(Apologies to INXS for the title of this post.)
It's been a couple of weeks since I started remediation for the exams. You may recall that I didn't know what remediation would entail.
On Monday two weeks ago, I met with the sub-dean of my clinical school, and was joined by two other students who'd failed. One of them was a big surprise; the other not so much. Amazingly, we're all from the same PBL group! (Our poor PBL tutor is devastated and is re-examining her teaching/tutoring style, despite our reassurances that it's not her fault.)
The first thing we were told at the meeting was, "You need to do some ICAs". (ICAs are rotations on the wards, i.e. what we've been doing all this year.) We all got a bit upset, because the remediation policy on the website says you have to do ICAs if you fail the long case, but it doesn't say that for the written exam. Unfortunately the policy is quite broad though, and is open to interpretation. We were told that the best way to learn is by talking to patients, and while I agree with that to some extent, I knew that I needed to simply knuckle down and STUDY - especially basic sciences. I didn't mind coming into the hospital every day, as long as I could spend my time studying, not presenting bloody long cases.

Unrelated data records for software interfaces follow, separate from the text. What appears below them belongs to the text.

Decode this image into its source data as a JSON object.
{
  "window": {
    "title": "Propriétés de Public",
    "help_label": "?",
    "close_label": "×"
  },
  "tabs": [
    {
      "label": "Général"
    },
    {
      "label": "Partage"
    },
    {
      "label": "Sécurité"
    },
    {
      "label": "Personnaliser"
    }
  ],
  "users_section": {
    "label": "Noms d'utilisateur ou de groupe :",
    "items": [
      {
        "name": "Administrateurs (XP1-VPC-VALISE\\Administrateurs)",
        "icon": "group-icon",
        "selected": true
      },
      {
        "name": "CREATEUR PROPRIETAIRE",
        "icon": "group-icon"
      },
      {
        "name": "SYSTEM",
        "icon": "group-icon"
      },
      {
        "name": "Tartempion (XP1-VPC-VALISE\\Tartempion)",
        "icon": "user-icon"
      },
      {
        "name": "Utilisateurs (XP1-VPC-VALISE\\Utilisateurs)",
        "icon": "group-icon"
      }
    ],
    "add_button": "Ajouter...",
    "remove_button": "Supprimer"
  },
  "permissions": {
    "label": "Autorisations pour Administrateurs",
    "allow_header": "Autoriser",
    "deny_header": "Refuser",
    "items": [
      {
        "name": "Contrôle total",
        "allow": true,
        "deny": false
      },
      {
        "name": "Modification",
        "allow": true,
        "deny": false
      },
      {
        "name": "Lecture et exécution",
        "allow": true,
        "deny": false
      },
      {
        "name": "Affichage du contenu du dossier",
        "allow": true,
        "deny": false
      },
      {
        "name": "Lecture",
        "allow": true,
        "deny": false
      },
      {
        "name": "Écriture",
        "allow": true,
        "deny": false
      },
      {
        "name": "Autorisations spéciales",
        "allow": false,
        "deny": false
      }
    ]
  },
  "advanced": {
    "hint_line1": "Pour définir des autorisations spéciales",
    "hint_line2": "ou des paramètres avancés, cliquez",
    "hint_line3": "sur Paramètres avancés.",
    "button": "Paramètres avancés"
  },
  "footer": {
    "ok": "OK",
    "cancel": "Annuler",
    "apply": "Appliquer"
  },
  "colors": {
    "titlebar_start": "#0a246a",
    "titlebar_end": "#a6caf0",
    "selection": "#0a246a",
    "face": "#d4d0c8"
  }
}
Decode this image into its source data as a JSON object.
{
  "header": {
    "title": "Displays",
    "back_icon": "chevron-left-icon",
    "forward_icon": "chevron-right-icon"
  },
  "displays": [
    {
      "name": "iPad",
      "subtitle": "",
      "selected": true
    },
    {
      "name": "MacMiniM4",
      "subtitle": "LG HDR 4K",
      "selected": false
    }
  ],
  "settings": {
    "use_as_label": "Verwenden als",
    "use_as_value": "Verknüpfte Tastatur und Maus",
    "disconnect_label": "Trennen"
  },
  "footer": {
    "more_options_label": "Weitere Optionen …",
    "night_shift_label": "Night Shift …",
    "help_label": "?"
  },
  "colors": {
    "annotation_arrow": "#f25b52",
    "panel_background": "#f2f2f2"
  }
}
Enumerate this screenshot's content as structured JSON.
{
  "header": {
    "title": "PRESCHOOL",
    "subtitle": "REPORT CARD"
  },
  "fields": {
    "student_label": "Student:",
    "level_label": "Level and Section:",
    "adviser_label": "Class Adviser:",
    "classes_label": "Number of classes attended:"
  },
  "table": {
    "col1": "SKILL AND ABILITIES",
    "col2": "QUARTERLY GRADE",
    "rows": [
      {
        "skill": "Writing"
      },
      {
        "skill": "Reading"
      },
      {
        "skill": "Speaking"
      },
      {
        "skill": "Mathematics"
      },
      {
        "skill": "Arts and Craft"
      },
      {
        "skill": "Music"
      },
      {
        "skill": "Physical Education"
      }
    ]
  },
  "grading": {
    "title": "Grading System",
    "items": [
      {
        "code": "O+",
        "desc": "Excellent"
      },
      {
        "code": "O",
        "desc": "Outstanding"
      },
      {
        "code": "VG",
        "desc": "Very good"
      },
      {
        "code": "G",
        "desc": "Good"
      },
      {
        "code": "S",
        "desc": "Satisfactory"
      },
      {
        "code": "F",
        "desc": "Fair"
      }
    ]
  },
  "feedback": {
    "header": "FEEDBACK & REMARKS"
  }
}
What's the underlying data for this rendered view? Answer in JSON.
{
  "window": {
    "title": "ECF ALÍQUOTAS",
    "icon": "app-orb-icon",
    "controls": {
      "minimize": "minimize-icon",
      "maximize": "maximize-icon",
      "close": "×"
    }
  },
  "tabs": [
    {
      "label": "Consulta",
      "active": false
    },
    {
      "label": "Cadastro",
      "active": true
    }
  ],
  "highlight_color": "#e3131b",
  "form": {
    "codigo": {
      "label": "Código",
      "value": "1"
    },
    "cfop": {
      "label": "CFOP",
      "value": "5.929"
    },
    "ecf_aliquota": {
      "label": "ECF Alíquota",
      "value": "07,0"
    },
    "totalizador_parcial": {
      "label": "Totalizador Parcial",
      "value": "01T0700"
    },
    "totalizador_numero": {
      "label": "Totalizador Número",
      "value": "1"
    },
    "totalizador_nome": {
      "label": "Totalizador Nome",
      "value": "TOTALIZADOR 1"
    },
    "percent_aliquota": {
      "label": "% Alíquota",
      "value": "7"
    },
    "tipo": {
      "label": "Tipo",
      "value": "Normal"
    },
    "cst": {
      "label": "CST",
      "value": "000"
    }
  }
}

It was an argument we were never going to win, and we were allocated to supervisors on a couple of wards. I was allocated (along with another student) to the Haematology ward, with my supervisor being a professor who I really like. On meeting with him, he said, "Well it sounds like you need to be studying, not spending time on the ward," and I wanted to hug him. Hee! He introduced us to the Pre-Internship (PRINT) student on his ward - a guy who's at the end of fourth year, i.e. one year ahead of us. This student, who was a bit bored, sat down with us to talk about where we went wrong. We each identified our top 5 problem areas, then drew up a timetable to cover those areas first, then everything else, during the 6.5-week period leading up to the exams.
And then we immediately got started on renal. Next was neuro, then endocrine, then surgery (which we're currently working through). We meet each morning for an hour or so, with each person presenting a topic, and then some group discussion. We've been joined in these sessions by two other students from my clinical school, and two from another clinical school (they live near the hospital and had heard about our study group).
We work through things fairly quickly, and while I don't think I'm learning anything new, I'm getting a better understanding of things. And it's good to talk through stuff instead of just sitting there reading and trying not to fall asleep.
In the afternoon we usually meet for another hour or so to work through questions from past papers. I find these sessions particularly useful, because the PRINT student challenges us to explain our reasons for choosing each answer, and also our reasons for not choosing the other possible answers. It makes us really focus on the way questions are worded, and challenges us to think logically. I've already noticed a big improvement in the way I'm thinking about each question.
We meet with our supervisor at the end of each week, essentially for a bit of a pep talk. So far it's working well. We still have a lot to cover before the exams though.
Currently I'm only studying while I'm at the hospital each day, for several reasons - I don't want to burn out, I have a lot of work on (nights and weekends), and Good Food Month has taken over my social calendar, not to mention two weddings coming up (including one in Perth). I've decided not to stress about trying to fit in too much study now, because I will step it up over the coming weeks. One of the other students is trying to fit too much in, and I can already see signs of burnout.
So the good news is I'm motivated to study, and I'm confident that I can make it through the exams. It's been great meeting with other people who are in the same position, and supporting each other through this nightmare.
Of course, every day I see my other friends at the hospital doing O&G - the placement I should be doing. That sucks, but my friends are great - they've been wonderfully supportive.
As have my readers! Thank you so much to everyone who commented on my previous post - you have no idea how much better I felt after reading all your comments!